- Increases amount of time spent nursing
- Increases milk levels of BDNF, a molecule that supports survival of neurons and encourages growth development of new neurons and synapses
- NR was shown to have lasting impacts on the physical and cognitive performance of offspring
Increased physical aptitude in adult rodents was measured through a variety of tests including:
- Open field to measure of exploratory behaviour
- Rotarod to measure endurance, balance, grip, and coordination
- Beam walking to measure coordination, balance, and grip
- Increased “capacity for exploration and resiliency” in adult rodents measured through a variety of tests including:
- Light/dark test to measure anxiety and exploration
- Elevated maze to measure anxiety
- Forced swim to measure depression-like behaviour
- Morris water maze to measure spatial learning and memory
- Offspring of NR supplemented mothers had higher levels of BDNF and increased neuronal growth in parts of their brains.
Postpartum is a profound episode of metabolic stress of health significance to mothers and families. By relieving metabolic stress to the postpartum liver, nicotinamide riboside provided to rodent mothers increases lactation and induces transmission of brain-derived neurotrophic factor into milk, resulting in improved physical and neurobehavioural development of offspring, whose advantages persist into adulthood.
About NAD –
- Nicotinamide adenine dinucleotide (NAD) is a critical coenzyme found in every living cell. It is as essential to our cells as food, water and oxygen, enabling our mitochondria to produce ATP- the energy source for our body and brain.
NAD declines with age, with levels decreasing by as much as half from a person’s 40s to their 60s.*
- This decline is also affected by everyday metabolic stresses such as eating too much or drinking too much alcohol.
- Preclinical studies show a correlation between lower NAD levels and a number of challenging age-related health challenges, suggesting future studies.[5-24]*
About NIAGEN® NR –
- NIAGEN® is a cutting-edge molecule, proven to safely and effectively increase NAD levels.

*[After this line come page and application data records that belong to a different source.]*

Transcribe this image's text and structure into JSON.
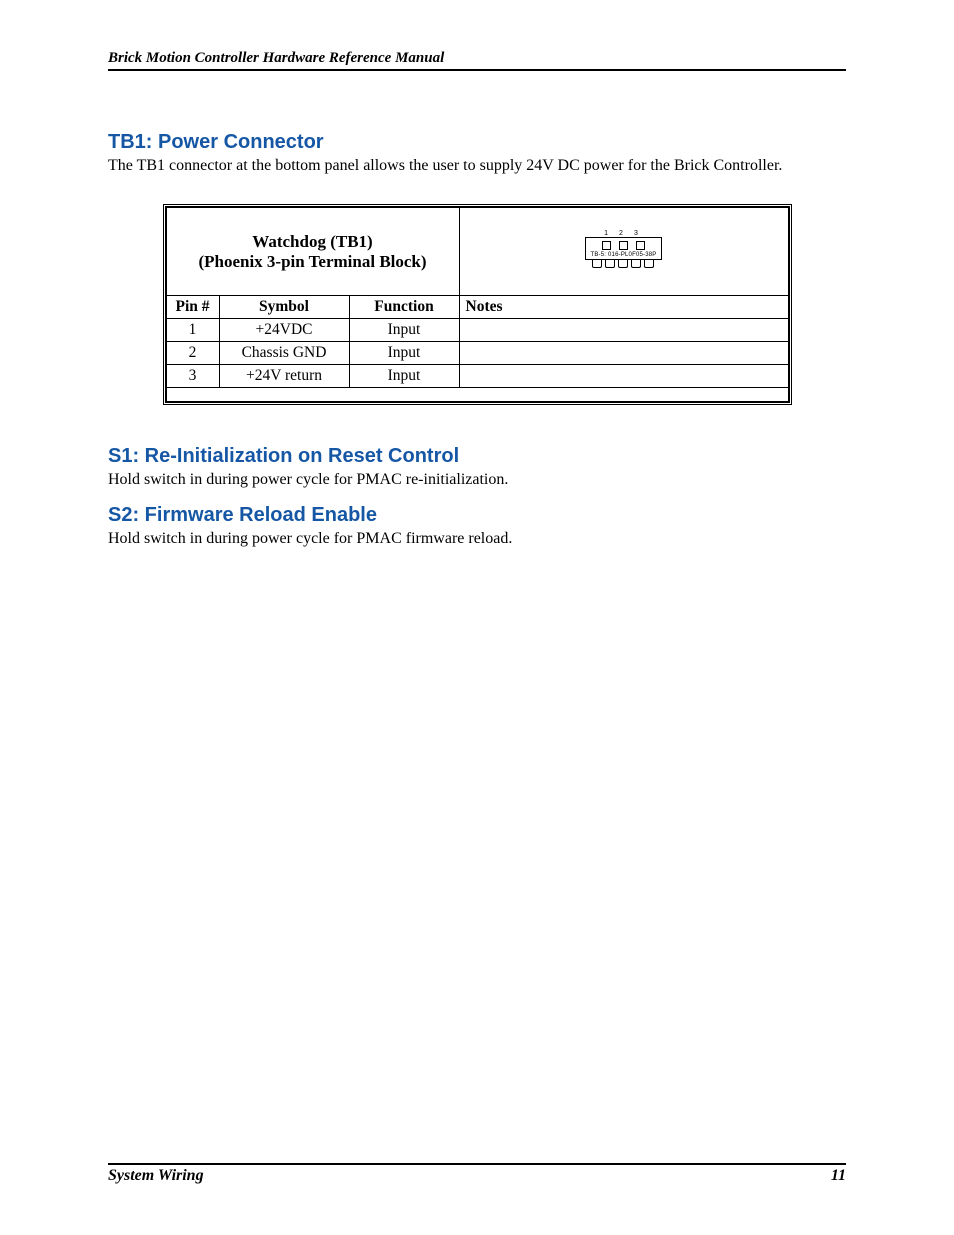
{
  "header": {
    "running_title": "Brick Motion Controller Hardware Reference Manual"
  },
  "sections": {
    "tb1": {
      "heading": "TB1: Power Connector",
      "text": "The TB1 connector at the bottom panel allows the user to supply 24V DC power for the Brick Controller."
    },
    "s1": {
      "heading": "S1:  Re-Initialization on Reset Control",
      "text": "Hold switch in during power cycle for PMAC re-initialization."
    },
    "s2": {
      "heading": "S2:  Firmware Reload Enable",
      "text": "Hold switch in during power cycle for PMAC firmware reload."
    }
  },
  "table": {
    "caption_line1": "Watchdog (TB1)",
    "caption_line2": "(Phoenix 3-pin Terminal Block)",
    "diagram_part_label": "TB-5: 016-PL0F05-38P",
    "diagram_pin_labels": [
      "1",
      "2",
      "3"
    ],
    "columns": {
      "pin": "Pin #",
      "symbol": "Symbol",
      "function": "Function",
      "notes": "Notes"
    },
    "rows": [
      {
        "pin": "1",
        "symbol": "+24VDC",
        "function": "Input",
        "notes": ""
      },
      {
        "pin": "2",
        "symbol": "Chassis GND",
        "function": "Input",
        "notes": ""
      },
      {
        "pin": "3",
        "symbol": "+24V return",
        "function": "Input",
        "notes": ""
      }
    ]
  },
  "footer": {
    "section": "System Wiring",
    "page": "11"
  }
}
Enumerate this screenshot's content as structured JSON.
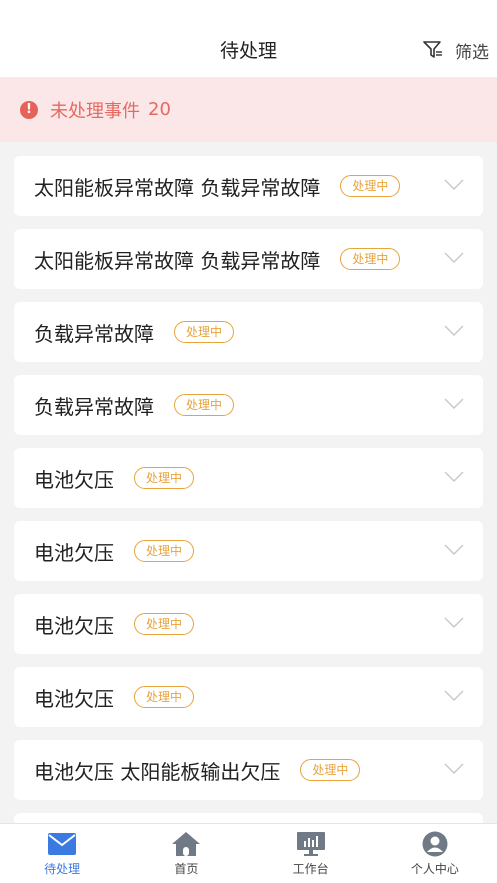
{
  "header": {
    "title": "待处理",
    "filter_label": "筛选"
  },
  "alert": {
    "text": "未处理事件",
    "count": "20"
  },
  "items": [
    {
      "title": "太阳能板异常故障 负载异常故障",
      "status": "处理中"
    },
    {
      "title": "太阳能板异常故障 负载异常故障",
      "status": "处理中"
    },
    {
      "title": "负载异常故障",
      "status": "处理中"
    },
    {
      "title": "负载异常故障",
      "status": "处理中"
    },
    {
      "title": "电池欠压",
      "status": "处理中"
    },
    {
      "title": "电池欠压",
      "status": "处理中"
    },
    {
      "title": "电池欠压",
      "status": "处理中"
    },
    {
      "title": "电池欠压",
      "status": "处理中"
    },
    {
      "title": "电池欠压 太阳能板输出欠压",
      "status": "处理中"
    },
    {
      "title": "",
      "status": ""
    }
  ],
  "tabbar": {
    "tabs": [
      {
        "label": "待处理",
        "icon": "mail-icon",
        "active": true
      },
      {
        "label": "首页",
        "icon": "home-icon",
        "active": false
      },
      {
        "label": "工作台",
        "icon": "monitor-chart-icon",
        "active": false
      },
      {
        "label": "个人中心",
        "icon": "user-icon",
        "active": false
      }
    ]
  },
  "colors": {
    "accent": "#3b7ae0",
    "badge": "#e8a33b",
    "alert_bg": "#fbe7e7",
    "alert_text": "#e56a61"
  }
}
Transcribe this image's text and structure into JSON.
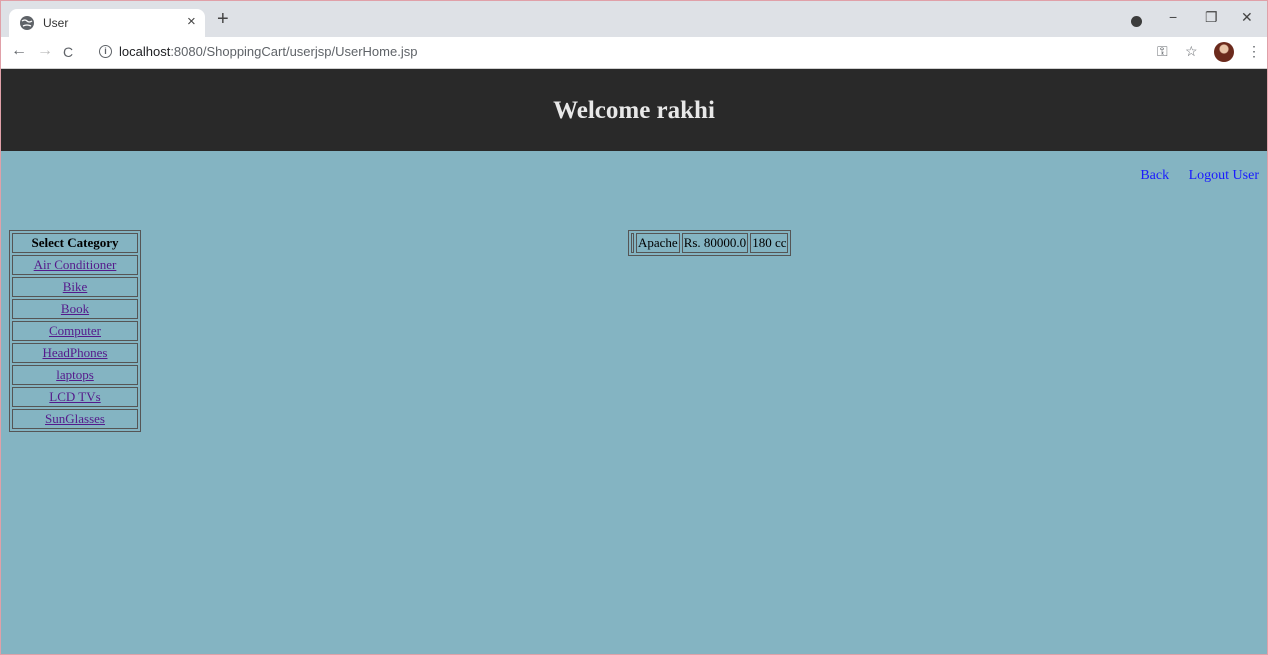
{
  "browser": {
    "tab_title": "User",
    "tab_close": "×",
    "new_tab": "+",
    "url_host": "localhost",
    "url_path": ":8080/ShoppingCart/userjsp/UserHome.jsp",
    "window_controls": {
      "minimize": "−",
      "restore": "❐",
      "close": "✕"
    },
    "nav": {
      "back": "←",
      "forward": "→",
      "reload": "C"
    },
    "toolbar_icons": {
      "key": "⚿",
      "star": "☆",
      "menu": "⋮"
    }
  },
  "header": {
    "title": "Welcome rakhi",
    "background": "#292929"
  },
  "links": {
    "back": "Back",
    "logout": "Logout User"
  },
  "categories": {
    "heading": "Select Category",
    "items": [
      "Air Conditioner",
      "Bike",
      "Book",
      "Computer",
      "HeadPhones",
      "laptops",
      "LCD TVs",
      "SunGlasses"
    ]
  },
  "product": {
    "name": "Apache",
    "price": "Rs. 80000.0",
    "spec": "180 cc"
  },
  "colors": {
    "page_background": "#84b4c2",
    "link": "#1a1aff",
    "visited_link": "#551a8b"
  }
}
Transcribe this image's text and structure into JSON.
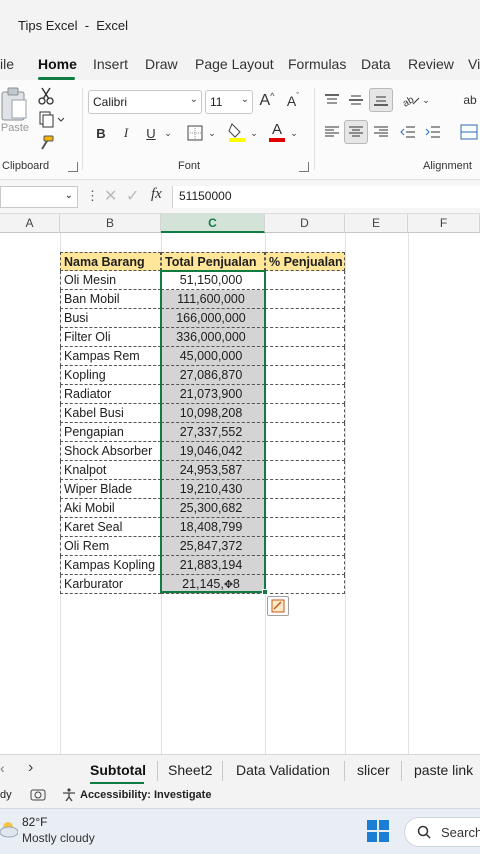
{
  "window": {
    "title": "Tips Excel  -  Excel"
  },
  "ribbon_tabs": [
    "ile",
    "Home",
    "Insert",
    "Draw",
    "Page Layout",
    "Formulas",
    "Data",
    "Review",
    "Vi"
  ],
  "ribbon": {
    "paste_label": "Paste",
    "clipboard_group": "Clipboard",
    "font_group": "Font",
    "alignment_group": "Alignment",
    "font_name": "Calibri",
    "font_size": "11",
    "grow_font": "A",
    "shrink_font": "A",
    "bold": "B",
    "italic": "I",
    "underline": "U",
    "font_color_letter": "A",
    "wrap_label": "ab"
  },
  "formula_bar": {
    "fx": "fx",
    "value": "51150000"
  },
  "columns": [
    "A",
    "B",
    "C",
    "D",
    "E",
    "F"
  ],
  "table": {
    "headers": [
      "Nama Barang",
      "Total Penjualan",
      "% Penjualan"
    ],
    "rows": [
      {
        "name": "Oli Mesin",
        "value": "51,150,000"
      },
      {
        "name": "Ban Mobil",
        "value": "111,600,000"
      },
      {
        "name": "Busi",
        "value": "166,000,000"
      },
      {
        "name": "Filter Oli",
        "value": "336,000,000"
      },
      {
        "name": "Kampas Rem",
        "value": "45,000,000"
      },
      {
        "name": "Kopling",
        "value": "27,086,870"
      },
      {
        "name": "Radiator",
        "value": "21,073,900"
      },
      {
        "name": "Kabel Busi",
        "value": "10,098,208"
      },
      {
        "name": "Pengapian",
        "value": "27,337,552"
      },
      {
        "name": "Shock Absorber",
        "value": "19,046,042"
      },
      {
        "name": "Knalpot",
        "value": "24,953,587"
      },
      {
        "name": "Wiper Blade",
        "value": "19,210,430"
      },
      {
        "name": "Aki Mobil",
        "value": "25,300,682"
      },
      {
        "name": "Karet Seal",
        "value": "18,408,799"
      },
      {
        "name": "Oli Rem",
        "value": "25,847,372"
      },
      {
        "name": "Kampas Kopling",
        "value": "21,883,194"
      },
      {
        "name": "Karburator",
        "value": "21,145,"
      }
    ],
    "last_value_tail": "8"
  },
  "sheet_tabs": [
    "Subtotal",
    "Sheet2",
    "Data Validation",
    "slicer",
    "paste link"
  ],
  "status": {
    "ready": "dy",
    "accessibility": "Accessibility: Investigate"
  },
  "taskbar": {
    "temperature": "82°F",
    "weather": "Mostly cloudy",
    "search": "Search"
  },
  "colors": {
    "excel_green": "#107c41",
    "header_fill": "#ffe699",
    "selection_fill": "#d4d4d4"
  }
}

- NIAGEN was the first commercially-available nicotinamide riboside ingredient, developed and brought to market by ChromaDex. Today, NIAGEN nicotinamide riboside is the key ingredient in ChromaDex’s TRU NIAGEN®, a cutting-edge supplement helping people to AGE BETTER®.